3) Most dialect makes my head hurt. I hate it when my head hurts.

4) Gracing a lead character with physical beauty does not relieve an author of the duty to endow him or her with something resembling a personality.

5) Once it has been established that the heroine and hero have a full and rewarding sexual relationship, it is not necessary to graphically remind me of this fact every thirty pages.

6) I can live with it when an English character in 1470 sits down to a meal of turkey and potatoes. When said character is eating this meal in 1470 despite being known to have died in 1460, however, I get very cranky. When said character proceeds to father a child after his meal in 1470 despite having died in 1460, I get even crankier, and only the presence of small animals in the vicinity will prevent the book from going airborne.

7) The idea of a high-born medieval heroine protesting endlessly that she wants to marry for love and not to enter into an arranged marriage was probably an original one at some point. It has long since ceased to be so.

8) I think that not liking a historical figure is not a valid ground for turning him into a murderer, a rapist, or a child molester without any supporting evidence.

9) I appreciate the fact that authors who feel compelled to write ten-page childbirth scenes are faithfully depicting the dangers of childbirth before modern medicine. That still doesn't mean that said scenes couldn't be cut down to five pages. Or two pages. Or two paragraphs.

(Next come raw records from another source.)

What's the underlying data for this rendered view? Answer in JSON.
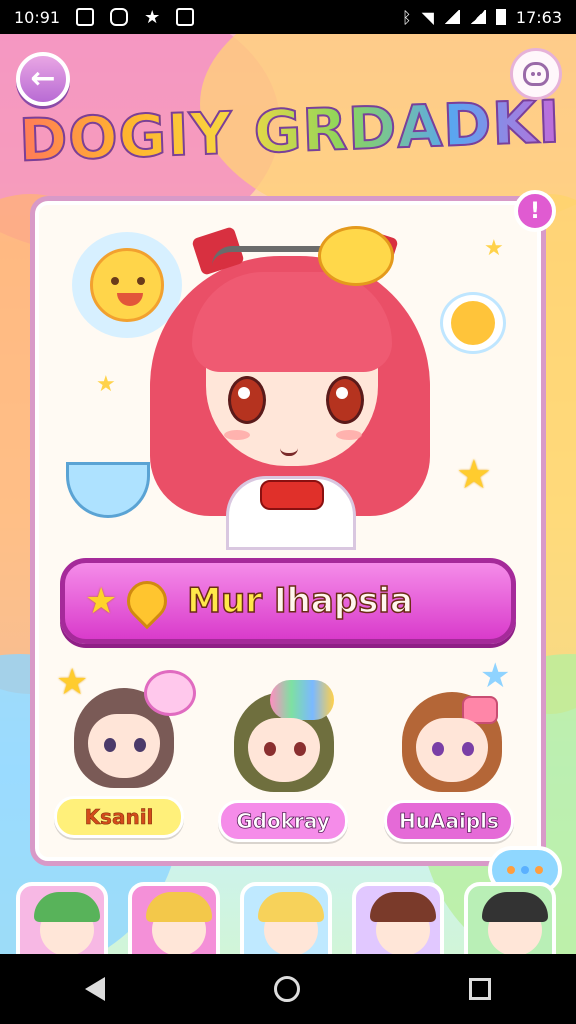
{
  "status_bar": {
    "time": "10:91",
    "right_time": "17:63",
    "icons": [
      "image-icon",
      "message-icon",
      "star-icon",
      "gallery-icon",
      "bluetooth-icon",
      "wifi-icon",
      "signal-icon",
      "battery-icon"
    ]
  },
  "header": {
    "title": "DOGIY GRDADKI",
    "back_icon": "back-arrow-icon",
    "profile_icon": "robot-face-icon"
  },
  "card": {
    "info_label": "!",
    "character_name_part1": "Mur",
    "character_name_part2": "Ihapsia"
  },
  "friends": [
    {
      "name": "Ksanil"
    },
    {
      "name": "Gdokray"
    },
    {
      "name": "HuAaipls"
    }
  ],
  "tray": {
    "items": [
      {
        "icon": "character-1-icon",
        "color": "#f7b8e4"
      },
      {
        "icon": "character-2-icon",
        "color": "#f490d8"
      },
      {
        "icon": "character-3-icon",
        "color": "#bfe9ff"
      },
      {
        "icon": "character-4-icon",
        "color": "#e1c8ff"
      },
      {
        "icon": "character-5-icon",
        "color": "#b9efb6"
      }
    ]
  },
  "colors": {
    "accent_pink": "#e05bd1",
    "card_border": "#d89ac8",
    "banner_gold": "#ffe84a"
  },
  "nav": {
    "icons": [
      "nav-back-icon",
      "nav-home-icon",
      "nav-recents-icon"
    ]
  }
}
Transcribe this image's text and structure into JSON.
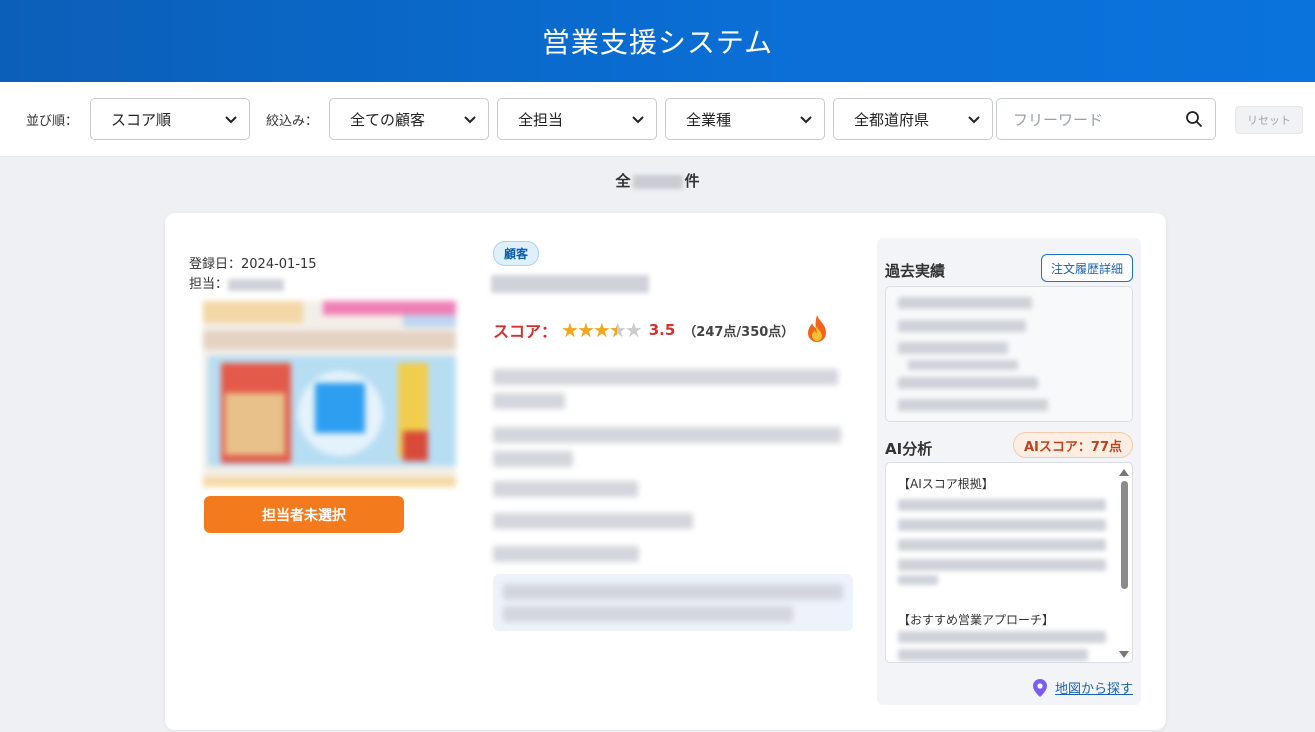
{
  "app": {
    "title": "営業支援システム"
  },
  "toolbar": {
    "sort_label": "並び順：",
    "sort_value": "スコア順",
    "filter_label": "絞込み：",
    "filter_customer": "全ての顧客",
    "filter_owner": "全担当",
    "filter_industry": "全業種",
    "filter_prefecture": "全都道府県",
    "search_placeholder": "フリーワード",
    "reset_label": "リセット"
  },
  "results": {
    "prefix": "全",
    "suffix": "件"
  },
  "card": {
    "registered": "登録日：2024-01-15",
    "owner_label": "担当：",
    "assign_button": "担当者未選択",
    "badge": "顧客",
    "score_label": "スコア：",
    "stars_value": 3.5,
    "score_value": "3.5",
    "score_detail": "（247点/350点）",
    "past_title": "過去実績",
    "order_history_button": "注文履歴詳細",
    "ai_title": "AI分析",
    "ai_score": "AIスコア：77点",
    "ai_section1": "【AIスコア根拠】",
    "ai_section2": "【おすすめ営業アプローチ】",
    "map_link": "地図から探す"
  },
  "colors": {
    "header": "#0b6cd0",
    "accent_orange": "#f47b1d",
    "score_red": "#d4302f",
    "star": "#f2a71c"
  }
}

10) I will find it very hard not to like a novel where the writer gets Katherine Woodville's approximate age right. Ditto for a novel that correctly states that Edward I, and not Edward II, arranged the marriage of Eleanor de Clare to Hugh le Despenser the younger. Just don't muck things up by giving any of them the Sight, please.